Contributors examine the functioning of social cohesion at multiple levels. Standard approaches are challenged by highlighting the experiences of women and non-Canadians. Attempts to construct corporate forms of cohesion and community efforts to forge cohesion via the new cultural economy are investigated, while.the relationship between cohesion in Canada and the international environment is examined by considering the international activity of Canadian civic actors, the failure of Canada to live up to international labour obligations, and the implications of International Labour Organization reforms for informal sector workers.
Solidarity First concludes by arguing that reinvigorated worker solidarity is a prerequisite to moving toward a more worker-friendly form of social cohesion.
Women's employment changed dramatically during the second half of the twentieth century. Countries in the northern hemisphere have faced similar trends in labor and employment, yet there are still many contrasts between them when it comes to women's work. In this volume, women's employment is studied in different institutional, structural, and social settings, with the intention of exploring the causes of the differences and similarities in women's employment in different countries and at different times. Three perspectives are used: the macro approach, which provides a thorough and focused understanding of the influence of the institutional context on women's work; the micro approach, which gives insight into the employment behavior of individual women who live in the same social or institutional context; and the macro-micro approach, which makes clear the relative importance to women's work of both individual characteristics and institutional context.
While a good deal of information is available on women's employment, a cross-national comparison over time has been lacking. This book fills that all-important niche. Women's Employment in a Comparative Perspective thus has a special relevance for economists as well as sociologists and social work specialists.
Tanja Van der Lippe is assistant professor of sociology at the Research School ICS of Utrecht University, the Netherlands. Liset Van Dijk is senior researcher at the Netherlands Institute for Health Services Research, Nivel.
- Carol Smart, The Morgan Centre, University of Manchester
"This excellent, innovative, comprehensive and easy to read text should be essential reading for everyone keen to understand families across the globe... It will make an outstanding contribution to family studies and is highly recommended."
- Janet Walker, Newcastle University
"Easy to read text, which debates current thinking surrounding modern families. Case studies and questions for the reader throughout the text help traslate theory into practice."
- Justine Gallagher, Northumbria University Families are the core building blocks of society. Our experience of them affects many aspects of our everyday lives shaping our expectations and future plans.
Written by experts in family studies and family policy, this clear, engaging book adopts a global perspective to usefully examine how modern families can be explored and understood in research, policy and practice.
Packed with critical pedagogy, including case-studies, think points, key words and a glossary, it guides students through topics such as relationships, sexualities and paid and unpaid work, continually returning to its central themes of process and structure. The book also:
Applies key social theories to contemporary analysis Examines key studies on researching families and family life Explores the role of government policies and practices

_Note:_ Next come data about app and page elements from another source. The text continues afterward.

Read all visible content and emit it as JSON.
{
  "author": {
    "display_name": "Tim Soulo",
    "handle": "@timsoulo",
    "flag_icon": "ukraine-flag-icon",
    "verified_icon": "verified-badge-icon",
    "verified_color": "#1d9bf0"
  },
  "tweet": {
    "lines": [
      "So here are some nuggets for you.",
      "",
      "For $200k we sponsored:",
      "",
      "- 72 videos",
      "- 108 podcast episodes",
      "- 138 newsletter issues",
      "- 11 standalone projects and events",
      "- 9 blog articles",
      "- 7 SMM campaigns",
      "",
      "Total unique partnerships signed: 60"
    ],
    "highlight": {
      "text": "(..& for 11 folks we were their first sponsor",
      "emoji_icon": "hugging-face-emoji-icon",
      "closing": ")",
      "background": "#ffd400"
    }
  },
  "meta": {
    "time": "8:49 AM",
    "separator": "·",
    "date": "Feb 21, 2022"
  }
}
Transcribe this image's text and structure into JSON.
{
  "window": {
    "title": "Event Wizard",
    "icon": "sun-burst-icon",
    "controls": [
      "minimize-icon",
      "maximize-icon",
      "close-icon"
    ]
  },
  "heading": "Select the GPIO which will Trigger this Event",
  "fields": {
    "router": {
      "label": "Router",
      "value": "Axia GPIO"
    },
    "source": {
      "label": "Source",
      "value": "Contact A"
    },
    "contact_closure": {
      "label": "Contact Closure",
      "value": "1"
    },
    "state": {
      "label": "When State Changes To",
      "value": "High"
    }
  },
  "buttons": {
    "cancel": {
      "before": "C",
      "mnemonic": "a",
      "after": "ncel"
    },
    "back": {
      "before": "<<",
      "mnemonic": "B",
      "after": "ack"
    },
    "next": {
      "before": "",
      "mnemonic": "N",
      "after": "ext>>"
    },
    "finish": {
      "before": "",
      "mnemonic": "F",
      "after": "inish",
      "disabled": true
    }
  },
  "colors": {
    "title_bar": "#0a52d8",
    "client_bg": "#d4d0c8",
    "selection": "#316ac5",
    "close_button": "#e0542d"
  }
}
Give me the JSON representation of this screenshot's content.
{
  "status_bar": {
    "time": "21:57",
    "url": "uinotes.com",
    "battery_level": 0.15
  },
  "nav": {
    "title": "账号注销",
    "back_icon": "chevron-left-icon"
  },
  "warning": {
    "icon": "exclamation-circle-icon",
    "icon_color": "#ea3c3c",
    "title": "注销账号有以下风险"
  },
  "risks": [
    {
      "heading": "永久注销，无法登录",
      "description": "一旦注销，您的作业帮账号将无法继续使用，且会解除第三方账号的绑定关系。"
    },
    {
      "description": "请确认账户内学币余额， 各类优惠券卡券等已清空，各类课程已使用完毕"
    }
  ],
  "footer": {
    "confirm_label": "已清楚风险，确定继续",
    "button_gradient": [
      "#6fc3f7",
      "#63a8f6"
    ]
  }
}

This comprehensive introduction to the study of families and relationships is a timely resource for students and lecturers working across the social sciences, particularly students of family studies, the sociology of the family, family policy, and social work and the family
Linda McKie is Professor of Sociology, Glasgow Caledonian University; Samantha Callan is based at the Centre for Social Justice. They are both affiliated to the Centre for Research on Families and Relationships at the University of Edinburgh.
Workplace Flexibility brings together sixteen essays authored by leading experts in economics, demography, political science, law, sociology, anthropology, and management. Collectively, they make the case for workplace flexibility, as well as examine existing business practices and public policy regarding flexibility in the United States, Europe, Australia, and Japan. Workplace Flexibility underscores the need to realign the structure of work in time and place with the needs of the changing workforce.
Considering the positive and negative consequences for employer and employee alike, the authors argue that, although there is not an easy solution to creating and implementing flexibility practices—in the United States or abroad—redesigning the workplace is essential if today's workers are effectively to meet the demands of life and work and if employers are successfully able to attract and retain top talent and improve performance.
Combining original argument with a clear exposition of the underlying processes, Perrons illustrates her points through a series of case studies linking people in rich and poor countries. She places strong emphasis on the socio-economic aspects of change, particularly changes in working patterns and living arrangements, and makes reference to the new global division of labour, declining industrial regions and widening social divisions within what she terms 'superstar regions'. Wide in scope, this new study also focuses on changing family structures, the feminization of employment, migration, work life balance and new conceptions of gender identity and gender roles.
Diane Perrons' enlightening book concludes that divisions by social class and gender are in some ways becoming more significant than divisions between nations, and suggests that new systems of social and economic organization are necessary for social peace in the new millennium.